▶ _Description of the task_
Could you copy every record below exactly as it stands?

▶ _Dataset_

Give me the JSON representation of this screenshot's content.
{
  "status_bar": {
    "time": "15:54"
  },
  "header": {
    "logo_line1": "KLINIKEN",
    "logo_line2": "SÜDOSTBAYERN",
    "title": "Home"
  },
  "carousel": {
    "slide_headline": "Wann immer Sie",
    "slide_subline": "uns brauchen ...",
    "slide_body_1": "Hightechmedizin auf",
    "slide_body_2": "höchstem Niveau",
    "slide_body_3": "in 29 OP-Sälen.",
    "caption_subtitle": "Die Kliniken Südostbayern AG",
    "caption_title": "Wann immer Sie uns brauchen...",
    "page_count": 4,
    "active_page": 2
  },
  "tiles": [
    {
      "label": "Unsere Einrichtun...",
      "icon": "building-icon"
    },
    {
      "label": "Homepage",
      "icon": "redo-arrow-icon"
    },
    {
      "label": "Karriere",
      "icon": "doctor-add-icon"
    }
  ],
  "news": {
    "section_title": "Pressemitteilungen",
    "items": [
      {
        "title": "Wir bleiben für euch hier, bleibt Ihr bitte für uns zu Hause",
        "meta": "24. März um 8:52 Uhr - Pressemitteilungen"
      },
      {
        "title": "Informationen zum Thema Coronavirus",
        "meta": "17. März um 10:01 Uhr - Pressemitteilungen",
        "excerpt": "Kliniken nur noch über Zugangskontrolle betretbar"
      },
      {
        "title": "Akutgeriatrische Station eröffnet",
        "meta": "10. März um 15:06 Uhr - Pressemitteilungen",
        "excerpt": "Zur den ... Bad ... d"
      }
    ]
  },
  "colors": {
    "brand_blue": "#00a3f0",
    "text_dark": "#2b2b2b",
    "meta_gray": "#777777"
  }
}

▶ _Reply to the task_
Give me the JSON representation of this screenshot's content.
{
  "status_bar": {
    "time": "15:54"
  },
  "header": {
    "logo_line1": "KLINIKEN",
    "logo_line2": "SÜDOSTBAYERN",
    "title": "Home"
  },
  "carousel": {
    "slide_headline": "Wann immer Sie",
    "slide_subline": "uns brauchen ...",
    "slide_body_1": "Hightechmedizin auf",
    "slide_body_2": "höchstem Niveau",
    "slide_body_3": "in 29 OP-Sälen.",
    "caption_subtitle": "Die Kliniken Südostbayern AG",
    "caption_title": "Wann immer Sie uns brauchen...",
    "page_count": 4,
    "active_page": 2
  },
  "tiles": [
    {
      "label": "Unsere Einrichtun...",
      "icon": "building-icon"
    },
    {
      "label": "Homepage",
      "icon": "redo-arrow-icon"
    },
    {
      "label": "Karriere",
      "icon": "doctor-add-icon"
    }
  ],
  "news": {
    "section_title": "Pressemitteilungen",
    "items": [
      {
        "title": "Wir bleiben für euch hier, bleibt Ihr bitte für uns zu Hause",
        "meta": "24. März um 8:52 Uhr - Pressemitteilungen"
      },
      {
        "title": "Informationen zum Thema Coronavirus",
        "meta": "17. März um 10:01 Uhr - Pressemitteilungen",
        "excerpt": "Kliniken nur noch über Zugangskontrolle betretbar"
      },
      {
        "title": "Akutgeriatrische Station eröffnet",
        "meta": "10. März um 15:06 Uhr - Pressemitteilungen",
        "excerpt": "Zur den ... Bad ... d"
      }
    ]
  },
  "colors": {
    "brand_blue": "#00a3f0",
    "text_dark": "#2b2b2b",
    "meta_gray": "#777777"
  }
}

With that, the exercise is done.